Vitamin D is known to be good for bones, so it is often prescribed to prevent osteopenia, a precursor to osteoporosis. Studies conducted exclusively on children in Asia have shown that vitamin D can also modulate certain immune functions in respiratory infections.
This may suggest a link between vitamin D and KOVID-19. However, experts say it is too early to say that vitamin D protects against KOVID-19. At this point, some research groups around the world have found that people with vitamin D deficiency are more likely to get COVID-19. However, this is not convincing evidence of a causal link.
Results of further investigations
Another study found that children with KOVID-19, on average, had lower levels of vitamin D than the control group of healthy children. However, no chronically ill children participated in the study. The results, however, suggest that vitamin D levels may be associated with the occurrence of KOVID-19.
Serious disease KOVID-19 favored by vitamin D deficiency?

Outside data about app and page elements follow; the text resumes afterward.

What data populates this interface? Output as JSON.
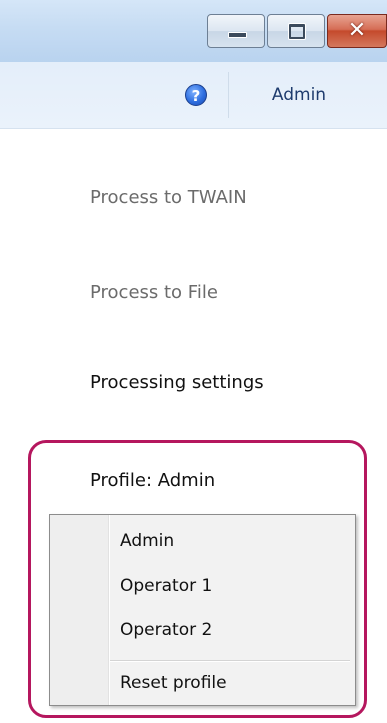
{
  "header": {
    "user_label": "Admin"
  },
  "menu": {
    "process_twain": "Process to TWAIN",
    "process_file": "Process to File",
    "processing_settings": "Processing settings",
    "profile_label": "Profile: Admin"
  },
  "profile_dropdown": {
    "options": [
      "Admin",
      "Operator 1",
      "Operator 2"
    ],
    "reset": "Reset profile"
  },
  "icons": {
    "help": "help-icon",
    "minimize": "minimize-icon",
    "maximize": "maximize-icon",
    "close": "close-icon"
  },
  "colors": {
    "highlight": "#b5175e",
    "disabled_text": "#6b6b6b",
    "header_text": "#1e3b6d"
  }
}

Researchers from the German University of Hohenheim analyzed the results of 30 studies dealing with KOVID-19 and vitamin D. The risk of severe KOVID-19 disease with lower vitamin D levels has been found to be higher than in people with normal vitamin D levels.
However, researchers point out that pre-existing vitamin D deficiency is often associated with various other pre-existing conditions, which in turn may affect the risk of KOVID-19. (as)
Information about the author and the source
This text is in accordance with the requirements of the specialist medical literature, medical guidelines and current studies and is verified by medical professionals.
- BBC: Covid: Free vitamin D pills for 2.5 million vulnerable in England (ver воffentlicht 30.11.2020), BBC
- Robert Koch Institute: Answers from the Robert Koch Institute Frequently Asked Questions About Vitamin D (as of January 25, 2019), ERC
- Ali Daneshah, Vasundara Agraval, Adam Eshein, Hariharan Subramanian, Hemant K. Roy, Vadim Buckman: The possible role of vitamin D in suppressing cytokine storm and associated mortality in patients with KOVID-19, in medRxiv (veröffentlicht 30.04.2020), medRxiv
- Jose L. Hernandez, Daniel Nann, Marta Fernandez-Ayala, Maite Garcia-Unzueta, Miguel A. Hernandez-Hernandez et al .: Vitamin D status in hospitalized patients with SARS-CoV-2 infection, in the journal Clinical and Clinical veröffentlicht 27.10 .2020), ЈЦЕМ
- Kamil Yilmaz, Velat Shen: Is Vitamin D Deficiency a Risk Factor for KOVID – 19 in Children?
- Hans K. Biesalski: Vitamin D Deficiency and Concomitant Diseases in Patients with KOVID-19 – Fatal Relationship ?, in NFS Journal (veröffentlicht Volume 20, August August, Pages 10-21), NFS Journal
This article is for general guidance only and should not be used for self-diagnosis or self-treatment. He can not replace a visit to the doctor.